Critics have thoroughly savaged Egypt for its dubious elections and constitutional reforms but few have recognized the import of the recent mortgage finance laws passed in 2006 which could reestablish a vibrant middle class. Business Today Egypt heralded the breakthrough writing, “Mortgages could revolutionize not just the financial system, but also the nation’s very social fabric.”

Morocco has initiated an extensive revamp of its public university system in conjunction with the French government and World Bank that will bear undeniable political dimensions and implications. Even in Syria economic reforms have picked up speed — corporate tax rates were cut this year by 30%, the government is preparing to float bonds for the first time ever, and its country rating has jumped 40 spots on the World Bank’s indicator for the ease of starting a business.

These reforms fall quite in line with expressed Arab demands. Zogby polling from 2004 revealed the Arab world ranked quality of life issues — employment, healthcare, education — far higher than the lofty political issues the U.S. was trumpeting. Though non-democratic states are falsely caricatured as completely unaccountable to their constituents, public opinion matters a great deal to Arab states and determines how they govern. Arab opinion has demanded tangible economic reforms that improve daily life and governments are beginning to deliver with more jobs, expanded access to credit and lending, and greater opportunities for higher education.

Undoubtedly both governments and their constituents recognize they have a long way to go, but rather than tearing up the existing political order, they have undertaken a gradualist approach to revamp the social contract. And while support for U.S. economic assistance exists in some countries, there is a wholesale rejection, according to Arab public opinion polls, of U.S. involvement in political reform. One thing is certain — Arab governments are listening more intently to their people than we are. And as Fareed Zakaria, editor of Newsweek International, notes, “The easiest way to sideline a reform is to claim that it is pro-American.”

While our political reform efforts are viewed with suspicion and are consequently ineffective, we still retain a comparative advantage on the economic reform track which does not threaten Arab states and in fact can complement state-led reforms.

Support for economic reform below the radar can yield eventual political dividends. Arab states are not in need of funds so much as the know-how and expertise to develop sophisticated financial instruments. Thus a USAID team has been assisting Egypt to develop the mortgage finance framework based on global best practices. This will help strengthen the modern Egyptian middle class through credit and home ownership.

The U.S. should do more to develop and fund imaginative ways of bolstering economic reforms so as to help create a social basis for future democracy. At present, unfortunately, the only groups popular and well-organized enough to win elections in the near term are the Islamist parties. As a matter of sequencing, broadening the middle class will expand the constituency for reform and develop other parties with real grassroots networks that can eventually compete in the electoral arena.

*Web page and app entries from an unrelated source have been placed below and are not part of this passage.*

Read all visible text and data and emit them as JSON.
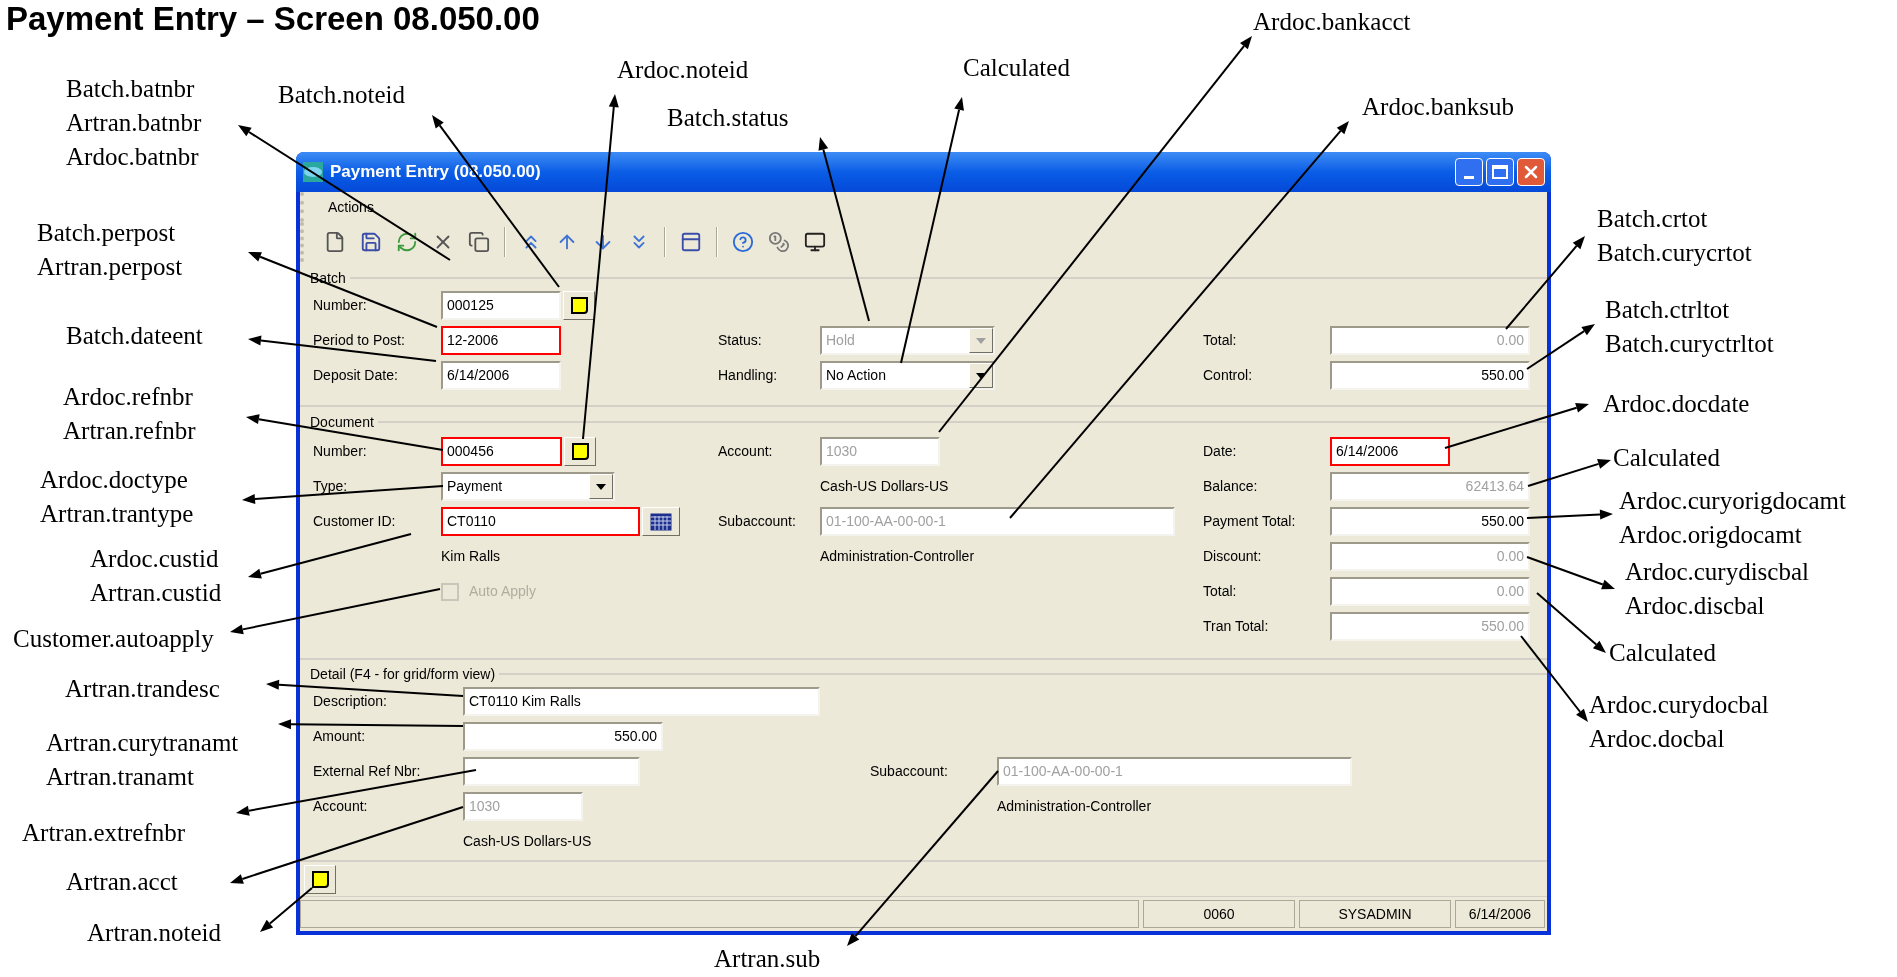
{
  "title": "Payment Entry – Screen 08.050.00",
  "window": {
    "title": "Payment Entry (08.050.00)",
    "menu": [
      "Actions"
    ],
    "groups": [
      {
        "label": "Batch",
        "columns": [
          [
            {
              "kind": "text",
              "label": "Number:",
              "value": "000125",
              "required": false,
              "disabled": false,
              "note_button": true
            },
            {
              "kind": "text",
              "label": "Period to Post:",
              "value": "12-2006",
              "required": true,
              "disabled": false
            },
            {
              "kind": "text",
              "label": "Deposit Date:",
              "value": "6/14/2006",
              "required": false,
              "disabled": false
            }
          ],
          [
            {
              "kind": "select",
              "label": "Status:",
              "value": "Hold",
              "required": false,
              "disabled": true
            },
            {
              "kind": "select",
              "label": "Handling:",
              "value": "No Action",
              "required": false,
              "disabled": false
            }
          ],
          [
            {
              "kind": "text",
              "label": "Total:",
              "value": "0.00",
              "required": false,
              "disabled": true
            },
            {
              "kind": "text",
              "label": "Control:",
              "value": "550.00",
              "required": false,
              "disabled": false
            }
          ]
        ]
      },
      {
        "label": "Document",
        "columns": [
          [
            {
              "kind": "text",
              "label": "Number:",
              "value": "000456",
              "required": true,
              "disabled": false,
              "note_button": true
            },
            {
              "kind": "select",
              "label": "Type:",
              "value": "Payment",
              "required": false,
              "disabled": false
            },
            {
              "kind": "text",
              "label": "Customer ID:",
              "value": "CT0110",
              "required": true,
              "disabled": false,
              "lookup_button": true,
              "description": "Kim Ralls"
            },
            {
              "kind": "checkbox",
              "label": "Auto Apply",
              "checked": false,
              "disabled": true
            }
          ],
          [
            {
              "kind": "text",
              "label": "Account:",
              "value": "1030",
              "required": false,
              "disabled": true,
              "description": "Cash-US Dollars-US"
            },
            {
              "kind": "text",
              "label": "Subaccount:",
              "value": "01-100-AA-00-00-1",
              "required": false,
              "disabled": true,
              "description": "Administration-Controller"
            }
          ],
          [
            {
              "kind": "text",
              "label": "Date:",
              "value": "6/14/2006",
              "required": true,
              "disabled": false
            },
            {
              "kind": "text",
              "label": "Balance:",
              "value": "62413.64",
              "required": false,
              "disabled": true
            },
            {
              "kind": "text",
              "label": "Payment Total:",
              "value": "550.00",
              "required": false,
              "disabled": false
            },
            {
              "kind": "text",
              "label": "Discount:",
              "value": "0.00",
              "required": false,
              "disabled": true
            },
            {
              "kind": "text",
              "label": "Total:",
              "value": "0.00",
              "required": false,
              "disabled": true
            },
            {
              "kind": "text",
              "label": "Tran Total:",
              "value": "550.00",
              "required": false,
              "disabled": true
            }
          ]
        ]
      },
      {
        "label": "Detail (F4 - for grid/form view)",
        "columns": [
          [
            {
              "kind": "text",
              "label": "Description:",
              "value": "CT0110 Kim Ralls",
              "required": false,
              "disabled": false
            },
            {
              "kind": "text",
              "label": "Amount:",
              "value": "550.00",
              "required": false,
              "disabled": false
            },
            {
              "kind": "text",
              "label": "External Ref Nbr:",
              "required": false
            },
            {
              "kind": "text",
              "label": "Account:",
              "value": "1030",
              "required": false,
              "disabled": true,
              "description": "Cash-US Dollars-US"
            }
          ],
          [
            {
              "kind": "text",
              "label": "Subaccount:",
              "value": "01-100-AA-00-00-1",
              "required": false,
              "disabled": true,
              "description": "Administration-Controller"
            }
          ]
        ]
      }
    ],
    "status_bar": [
      "0060",
      "SYSADMIN",
      "6/14/2006"
    ]
  },
  "annotations": [
    {
      "lines": [
        "Batch.batnbr",
        "Artran.batnbr",
        "Ardoc.batnbr"
      ]
    },
    {
      "lines": [
        "Batch.noteid"
      ]
    },
    {
      "lines": [
        "Ardoc.noteid"
      ]
    },
    {
      "lines": [
        "Calculated"
      ]
    },
    {
      "lines": [
        "Ardoc.bankacct"
      ]
    },
    {
      "lines": [
        "Batch.status"
      ]
    },
    {
      "lines": [
        "Ardoc.banksub"
      ]
    },
    {
      "lines": [
        "Batch.perpost",
        "Artran.perpost"
      ]
    },
    {
      "lines": [
        "Batch.crtot",
        "Batch.curycrtot"
      ]
    },
    {
      "lines": [
        "Batch.dateent"
      ]
    },
    {
      "lines": [
        "Batch.ctrltot",
        "Batch.curyctrltot"
      ]
    },
    {
      "lines": [
        "Ardoc.refnbr",
        "Artran.refnbr"
      ]
    },
    {
      "lines": [
        "Ardoc.docdate"
      ]
    },
    {
      "lines": [
        "Ardoc.doctype",
        "Artran.trantype"
      ]
    },
    {
      "lines": [
        "Calculated"
      ]
    },
    {
      "lines": [
        "Ardoc.curyorigdocamt",
        "Ardoc.origdocamt"
      ]
    },
    {
      "lines": [
        "Ardoc.custid",
        "Artran.custid"
      ]
    },
    {
      "lines": [
        "Ardoc.curydiscbal",
        "Ardoc.discbal"
      ]
    },
    {
      "lines": [
        "Customer.autoapply"
      ]
    },
    {
      "lines": [
        "Calculated"
      ]
    },
    {
      "lines": [
        "Artran.trandesc"
      ]
    },
    {
      "lines": [
        "Ardoc.curydocbal",
        "Ardoc.docbal"
      ]
    },
    {
      "lines": [
        "Artran.curytranamt",
        "Artran.tranamt"
      ]
    },
    {
      "lines": [
        "Artran.extrefnbr"
      ]
    },
    {
      "lines": [
        "Artran.acct"
      ]
    },
    {
      "lines": [
        "Artran.noteid"
      ]
    },
    {
      "lines": [
        "Artran.sub"
      ]
    }
  ]
}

It is important to remind ourselves that recent U.S. democracy promotion in the Middle East was part of a strategic calculus. Tethered to the (faulty) national security plan of “draining the swamp” that produced 9/11, it was intended to eliminate extremist threats. This being the case, democracy promotion cannot be treated as an absolute goal, but must be balanced against other strategic priorities in the region.

Our strategic ties with present authoritarian Arab states remain both vital and fragile. We depend on them for intelligence cooperation against al Qaeda, suppression of Islamist radicalism, limiting popular anti-Americanism, and containing Iran. Undermining these vital U.S. allies by sermonizing over democracy will serve nobody’s interests, especially when most ordinary Arabs do not regard democracy as their most important interest.

By contrast, enabling economic reforms with a view to building modern middle classes as a foundation for real long-term democracy benefits both our partners and us.

Sameer Lalwani is a Policy Analyst with the American Strategy Program at the New America Foundation.